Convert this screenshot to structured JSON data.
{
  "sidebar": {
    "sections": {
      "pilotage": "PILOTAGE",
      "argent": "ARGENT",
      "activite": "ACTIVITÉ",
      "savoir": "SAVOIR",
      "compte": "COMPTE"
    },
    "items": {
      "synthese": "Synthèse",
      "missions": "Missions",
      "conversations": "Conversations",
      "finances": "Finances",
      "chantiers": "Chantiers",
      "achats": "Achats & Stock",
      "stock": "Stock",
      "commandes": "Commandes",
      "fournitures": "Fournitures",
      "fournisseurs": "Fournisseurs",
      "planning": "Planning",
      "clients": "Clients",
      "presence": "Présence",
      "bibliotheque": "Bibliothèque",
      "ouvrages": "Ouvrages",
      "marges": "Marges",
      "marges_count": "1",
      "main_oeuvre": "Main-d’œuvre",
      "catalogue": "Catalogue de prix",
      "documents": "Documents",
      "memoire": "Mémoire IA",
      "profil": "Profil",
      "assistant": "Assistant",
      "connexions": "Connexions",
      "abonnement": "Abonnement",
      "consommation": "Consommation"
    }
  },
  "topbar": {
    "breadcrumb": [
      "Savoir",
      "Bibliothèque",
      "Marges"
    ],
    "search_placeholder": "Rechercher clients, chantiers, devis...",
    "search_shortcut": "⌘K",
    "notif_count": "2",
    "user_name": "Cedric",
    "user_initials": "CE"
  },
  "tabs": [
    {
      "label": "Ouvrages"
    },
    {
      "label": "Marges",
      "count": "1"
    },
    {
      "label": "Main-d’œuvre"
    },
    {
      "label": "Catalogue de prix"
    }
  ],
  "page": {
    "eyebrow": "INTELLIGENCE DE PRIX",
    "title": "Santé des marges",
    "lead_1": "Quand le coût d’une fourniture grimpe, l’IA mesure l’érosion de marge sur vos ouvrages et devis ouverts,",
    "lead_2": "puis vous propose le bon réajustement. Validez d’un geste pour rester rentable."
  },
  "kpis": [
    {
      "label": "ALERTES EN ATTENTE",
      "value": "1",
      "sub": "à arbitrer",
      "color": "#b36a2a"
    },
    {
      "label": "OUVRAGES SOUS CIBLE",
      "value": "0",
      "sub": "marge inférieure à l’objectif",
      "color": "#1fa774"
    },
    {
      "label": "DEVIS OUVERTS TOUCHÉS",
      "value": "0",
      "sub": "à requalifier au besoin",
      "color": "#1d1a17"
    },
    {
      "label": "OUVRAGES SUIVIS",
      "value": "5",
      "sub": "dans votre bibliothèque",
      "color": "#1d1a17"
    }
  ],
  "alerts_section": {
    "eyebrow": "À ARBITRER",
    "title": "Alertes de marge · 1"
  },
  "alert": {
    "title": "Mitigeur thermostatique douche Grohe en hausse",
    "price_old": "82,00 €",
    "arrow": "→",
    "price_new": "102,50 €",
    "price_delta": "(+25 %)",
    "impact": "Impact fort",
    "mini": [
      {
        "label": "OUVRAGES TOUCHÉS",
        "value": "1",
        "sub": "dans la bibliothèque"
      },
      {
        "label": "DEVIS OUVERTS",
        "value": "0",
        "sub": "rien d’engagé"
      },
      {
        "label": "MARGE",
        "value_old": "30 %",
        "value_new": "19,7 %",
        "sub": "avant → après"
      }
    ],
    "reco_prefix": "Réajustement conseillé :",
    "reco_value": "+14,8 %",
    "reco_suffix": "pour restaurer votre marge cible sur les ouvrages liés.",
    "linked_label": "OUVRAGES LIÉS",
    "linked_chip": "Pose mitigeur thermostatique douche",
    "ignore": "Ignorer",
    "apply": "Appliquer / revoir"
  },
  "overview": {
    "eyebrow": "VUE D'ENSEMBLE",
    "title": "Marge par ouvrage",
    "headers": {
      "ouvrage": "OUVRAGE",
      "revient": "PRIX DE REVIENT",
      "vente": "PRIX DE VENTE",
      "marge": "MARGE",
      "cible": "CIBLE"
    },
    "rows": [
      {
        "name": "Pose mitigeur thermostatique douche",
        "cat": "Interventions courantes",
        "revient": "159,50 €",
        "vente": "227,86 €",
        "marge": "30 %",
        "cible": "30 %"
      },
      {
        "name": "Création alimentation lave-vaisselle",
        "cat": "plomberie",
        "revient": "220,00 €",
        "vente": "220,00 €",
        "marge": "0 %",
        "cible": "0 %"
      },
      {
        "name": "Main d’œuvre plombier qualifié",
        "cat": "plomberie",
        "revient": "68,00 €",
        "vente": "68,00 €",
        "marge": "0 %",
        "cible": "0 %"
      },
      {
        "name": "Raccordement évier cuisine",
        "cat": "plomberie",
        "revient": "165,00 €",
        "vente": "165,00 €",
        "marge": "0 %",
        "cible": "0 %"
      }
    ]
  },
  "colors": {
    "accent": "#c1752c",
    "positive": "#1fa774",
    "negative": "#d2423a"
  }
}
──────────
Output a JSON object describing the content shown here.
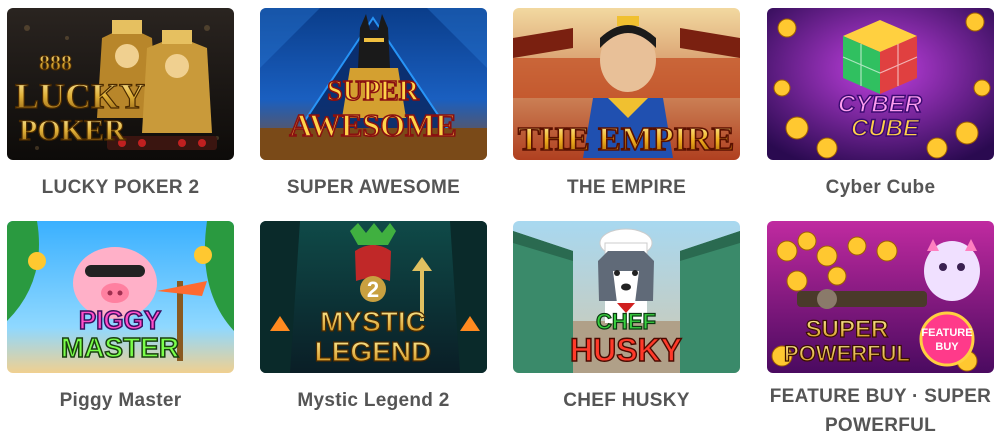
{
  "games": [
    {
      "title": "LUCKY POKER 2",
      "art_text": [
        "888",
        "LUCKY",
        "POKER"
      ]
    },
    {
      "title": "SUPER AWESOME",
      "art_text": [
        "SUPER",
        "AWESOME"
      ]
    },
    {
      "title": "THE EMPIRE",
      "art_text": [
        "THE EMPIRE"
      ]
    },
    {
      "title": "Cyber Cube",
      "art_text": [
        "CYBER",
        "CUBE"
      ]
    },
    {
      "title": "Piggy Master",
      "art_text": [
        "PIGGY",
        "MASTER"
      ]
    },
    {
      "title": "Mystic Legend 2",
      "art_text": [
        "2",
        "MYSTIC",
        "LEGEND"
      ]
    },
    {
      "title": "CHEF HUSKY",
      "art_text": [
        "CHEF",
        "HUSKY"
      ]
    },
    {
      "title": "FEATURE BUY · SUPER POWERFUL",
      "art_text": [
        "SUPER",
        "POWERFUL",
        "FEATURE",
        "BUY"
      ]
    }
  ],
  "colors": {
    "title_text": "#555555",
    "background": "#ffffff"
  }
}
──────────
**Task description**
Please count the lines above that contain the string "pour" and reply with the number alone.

**Written reply**
2